Out of the lines below, please list those that hold the string "JSON".

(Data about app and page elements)
————————
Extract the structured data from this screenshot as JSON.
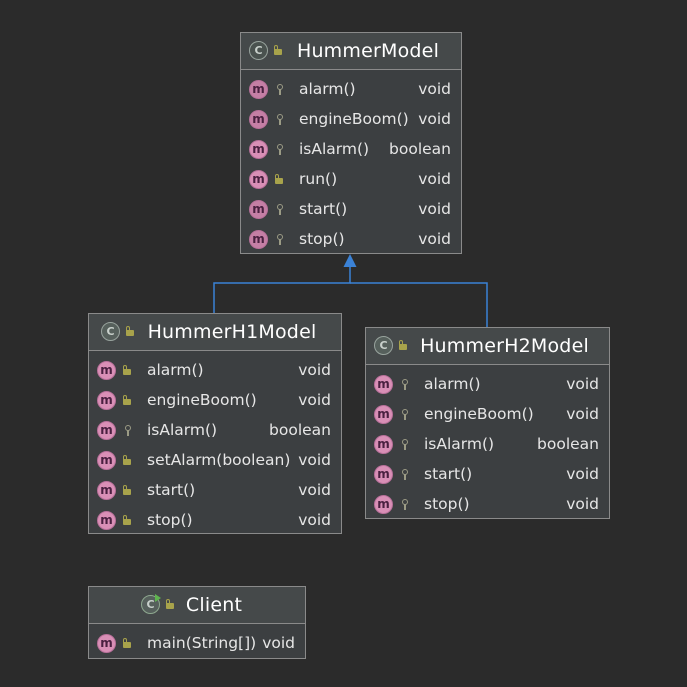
{
  "colors": {
    "background": "#2b2b2b",
    "box": "#3c3f41",
    "connector": "#3b82d6",
    "method_icon": "#d98fb6"
  },
  "classes": {
    "hummer_model": {
      "name": "HummerModel",
      "icon": "abstract-class-icon",
      "methods": [
        {
          "name": "alarm()",
          "type": "void",
          "visibility": "protected",
          "abstract": true
        },
        {
          "name": "engineBoom()",
          "type": "void",
          "visibility": "protected",
          "abstract": true
        },
        {
          "name": "isAlarm()",
          "type": "boolean",
          "visibility": "protected",
          "abstract": false
        },
        {
          "name": "run()",
          "type": "void",
          "visibility": "public",
          "abstract": false
        },
        {
          "name": "start()",
          "type": "void",
          "visibility": "protected",
          "abstract": true
        },
        {
          "name": "stop()",
          "type": "void",
          "visibility": "protected",
          "abstract": true
        }
      ]
    },
    "hummer_h1": {
      "name": "HummerH1Model",
      "icon": "class-icon",
      "methods": [
        {
          "name": "alarm()",
          "type": "void",
          "visibility": "public"
        },
        {
          "name": "engineBoom()",
          "type": "void",
          "visibility": "public"
        },
        {
          "name": "isAlarm()",
          "type": "boolean",
          "visibility": "protected"
        },
        {
          "name": "setAlarm(boolean)",
          "type": "void",
          "visibility": "public"
        },
        {
          "name": "start()",
          "type": "void",
          "visibility": "public"
        },
        {
          "name": "stop()",
          "type": "void",
          "visibility": "public"
        }
      ]
    },
    "hummer_h2": {
      "name": "HummerH2Model",
      "icon": "class-icon",
      "methods": [
        {
          "name": "alarm()",
          "type": "void",
          "visibility": "protected"
        },
        {
          "name": "engineBoom()",
          "type": "void",
          "visibility": "protected"
        },
        {
          "name": "isAlarm()",
          "type": "boolean",
          "visibility": "protected"
        },
        {
          "name": "start()",
          "type": "void",
          "visibility": "protected"
        },
        {
          "name": "stop()",
          "type": "void",
          "visibility": "protected"
        }
      ]
    },
    "client": {
      "name": "Client",
      "icon": "runnable-class-icon",
      "methods": [
        {
          "name": "main(String[])",
          "type": "void",
          "visibility": "public"
        }
      ]
    }
  },
  "relations": [
    {
      "type": "inheritance",
      "from": "HummerH1Model",
      "to": "HummerModel"
    },
    {
      "type": "inheritance",
      "from": "HummerH2Model",
      "to": "HummerModel"
    }
  ]
}
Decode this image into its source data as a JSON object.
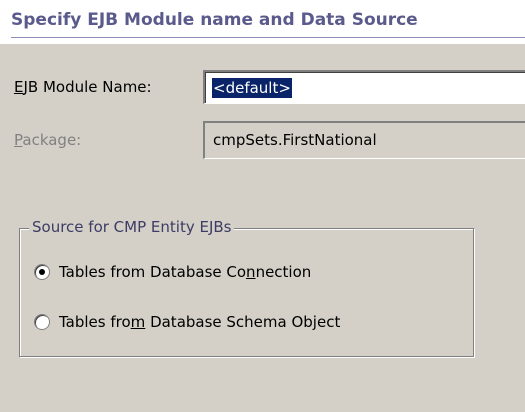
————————
## TASK OUTPUT
Extract the structured data from this screenshot as JSON.
Decode this image into its source data as a JSON object.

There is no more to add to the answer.